WHAT TO PRODUCE: How many lines of these entries include the string "pending"? State the number alone.

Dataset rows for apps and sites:
● ● ● ● ●

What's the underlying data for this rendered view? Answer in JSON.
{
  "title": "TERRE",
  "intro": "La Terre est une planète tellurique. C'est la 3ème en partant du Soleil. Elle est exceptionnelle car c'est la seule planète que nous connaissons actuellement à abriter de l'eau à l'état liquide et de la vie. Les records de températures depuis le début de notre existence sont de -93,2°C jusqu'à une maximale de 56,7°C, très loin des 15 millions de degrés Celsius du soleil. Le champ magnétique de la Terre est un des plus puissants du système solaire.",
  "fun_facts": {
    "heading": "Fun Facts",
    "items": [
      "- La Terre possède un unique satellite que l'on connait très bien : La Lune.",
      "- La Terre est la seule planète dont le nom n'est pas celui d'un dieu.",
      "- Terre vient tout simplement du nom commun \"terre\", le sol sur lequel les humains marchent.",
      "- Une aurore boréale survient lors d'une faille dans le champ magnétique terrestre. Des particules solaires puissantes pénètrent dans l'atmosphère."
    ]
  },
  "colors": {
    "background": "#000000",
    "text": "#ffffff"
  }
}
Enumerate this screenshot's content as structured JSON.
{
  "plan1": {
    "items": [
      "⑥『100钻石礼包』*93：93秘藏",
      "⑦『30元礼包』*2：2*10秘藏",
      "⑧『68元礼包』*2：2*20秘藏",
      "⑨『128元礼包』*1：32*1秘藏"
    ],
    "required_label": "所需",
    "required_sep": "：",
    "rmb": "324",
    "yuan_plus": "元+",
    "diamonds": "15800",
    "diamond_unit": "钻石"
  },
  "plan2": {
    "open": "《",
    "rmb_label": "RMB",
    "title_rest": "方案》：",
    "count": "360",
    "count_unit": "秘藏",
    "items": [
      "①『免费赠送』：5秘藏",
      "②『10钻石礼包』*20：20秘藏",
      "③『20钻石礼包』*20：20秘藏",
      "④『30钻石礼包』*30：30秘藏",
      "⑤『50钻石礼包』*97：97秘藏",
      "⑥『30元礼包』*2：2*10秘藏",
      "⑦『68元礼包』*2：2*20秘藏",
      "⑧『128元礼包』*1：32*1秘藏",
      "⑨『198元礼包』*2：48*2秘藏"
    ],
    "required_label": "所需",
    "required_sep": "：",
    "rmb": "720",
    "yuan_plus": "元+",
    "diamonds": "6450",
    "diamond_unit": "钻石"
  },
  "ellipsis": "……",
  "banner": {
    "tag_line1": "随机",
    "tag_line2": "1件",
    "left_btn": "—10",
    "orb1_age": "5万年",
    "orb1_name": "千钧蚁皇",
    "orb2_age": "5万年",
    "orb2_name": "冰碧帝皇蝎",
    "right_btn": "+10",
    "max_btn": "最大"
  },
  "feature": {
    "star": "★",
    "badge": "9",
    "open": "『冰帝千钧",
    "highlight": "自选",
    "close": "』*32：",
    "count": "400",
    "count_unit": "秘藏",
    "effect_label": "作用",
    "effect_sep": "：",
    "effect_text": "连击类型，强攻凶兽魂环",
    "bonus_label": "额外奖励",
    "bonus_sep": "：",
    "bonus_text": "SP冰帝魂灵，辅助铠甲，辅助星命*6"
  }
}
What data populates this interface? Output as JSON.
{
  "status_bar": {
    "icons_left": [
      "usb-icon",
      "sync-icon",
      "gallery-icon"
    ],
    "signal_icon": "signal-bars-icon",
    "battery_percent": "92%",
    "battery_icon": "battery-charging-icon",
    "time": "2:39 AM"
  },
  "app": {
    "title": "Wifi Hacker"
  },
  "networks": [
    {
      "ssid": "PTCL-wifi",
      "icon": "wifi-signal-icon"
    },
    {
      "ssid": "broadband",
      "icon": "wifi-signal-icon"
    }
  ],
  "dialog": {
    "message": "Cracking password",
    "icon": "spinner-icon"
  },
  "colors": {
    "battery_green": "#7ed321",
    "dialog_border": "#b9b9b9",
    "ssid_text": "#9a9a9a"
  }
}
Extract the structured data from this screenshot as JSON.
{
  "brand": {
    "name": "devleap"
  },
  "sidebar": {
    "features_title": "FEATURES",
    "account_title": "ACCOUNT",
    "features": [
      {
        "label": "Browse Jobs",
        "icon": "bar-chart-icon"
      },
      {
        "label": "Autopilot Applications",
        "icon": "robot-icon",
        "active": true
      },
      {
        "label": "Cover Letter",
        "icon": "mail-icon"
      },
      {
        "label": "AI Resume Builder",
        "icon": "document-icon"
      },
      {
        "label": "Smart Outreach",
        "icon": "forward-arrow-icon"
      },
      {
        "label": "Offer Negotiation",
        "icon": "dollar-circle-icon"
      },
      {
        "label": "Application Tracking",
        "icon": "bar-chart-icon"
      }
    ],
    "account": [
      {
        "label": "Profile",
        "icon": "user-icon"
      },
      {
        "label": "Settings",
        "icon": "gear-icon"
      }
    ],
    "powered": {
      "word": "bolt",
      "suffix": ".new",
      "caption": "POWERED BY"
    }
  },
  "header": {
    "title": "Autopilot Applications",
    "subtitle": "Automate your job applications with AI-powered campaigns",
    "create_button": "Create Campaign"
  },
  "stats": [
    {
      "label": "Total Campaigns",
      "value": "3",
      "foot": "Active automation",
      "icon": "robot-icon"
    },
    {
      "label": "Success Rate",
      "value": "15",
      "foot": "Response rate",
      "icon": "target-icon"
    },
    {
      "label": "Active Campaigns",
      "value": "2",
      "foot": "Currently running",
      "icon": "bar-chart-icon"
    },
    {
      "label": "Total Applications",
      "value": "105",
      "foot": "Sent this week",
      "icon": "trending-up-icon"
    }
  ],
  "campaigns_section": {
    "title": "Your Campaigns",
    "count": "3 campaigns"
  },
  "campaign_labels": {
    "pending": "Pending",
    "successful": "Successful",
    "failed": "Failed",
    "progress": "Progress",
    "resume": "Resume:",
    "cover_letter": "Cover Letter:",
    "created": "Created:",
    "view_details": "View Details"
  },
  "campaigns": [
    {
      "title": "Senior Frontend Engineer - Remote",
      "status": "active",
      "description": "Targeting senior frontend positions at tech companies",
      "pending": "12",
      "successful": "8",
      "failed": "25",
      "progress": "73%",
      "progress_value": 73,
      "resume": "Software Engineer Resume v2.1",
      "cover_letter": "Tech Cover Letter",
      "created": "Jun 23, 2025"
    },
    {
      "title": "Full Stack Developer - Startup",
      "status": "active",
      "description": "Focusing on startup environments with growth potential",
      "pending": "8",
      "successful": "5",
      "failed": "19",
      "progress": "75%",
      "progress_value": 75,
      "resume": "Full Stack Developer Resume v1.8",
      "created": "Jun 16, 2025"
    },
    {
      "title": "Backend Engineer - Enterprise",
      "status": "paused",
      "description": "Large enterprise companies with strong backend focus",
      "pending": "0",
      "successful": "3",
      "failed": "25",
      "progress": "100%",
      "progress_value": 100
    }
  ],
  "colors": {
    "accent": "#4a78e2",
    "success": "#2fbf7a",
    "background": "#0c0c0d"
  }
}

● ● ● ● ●

ANSWER TO THIS TASK: 4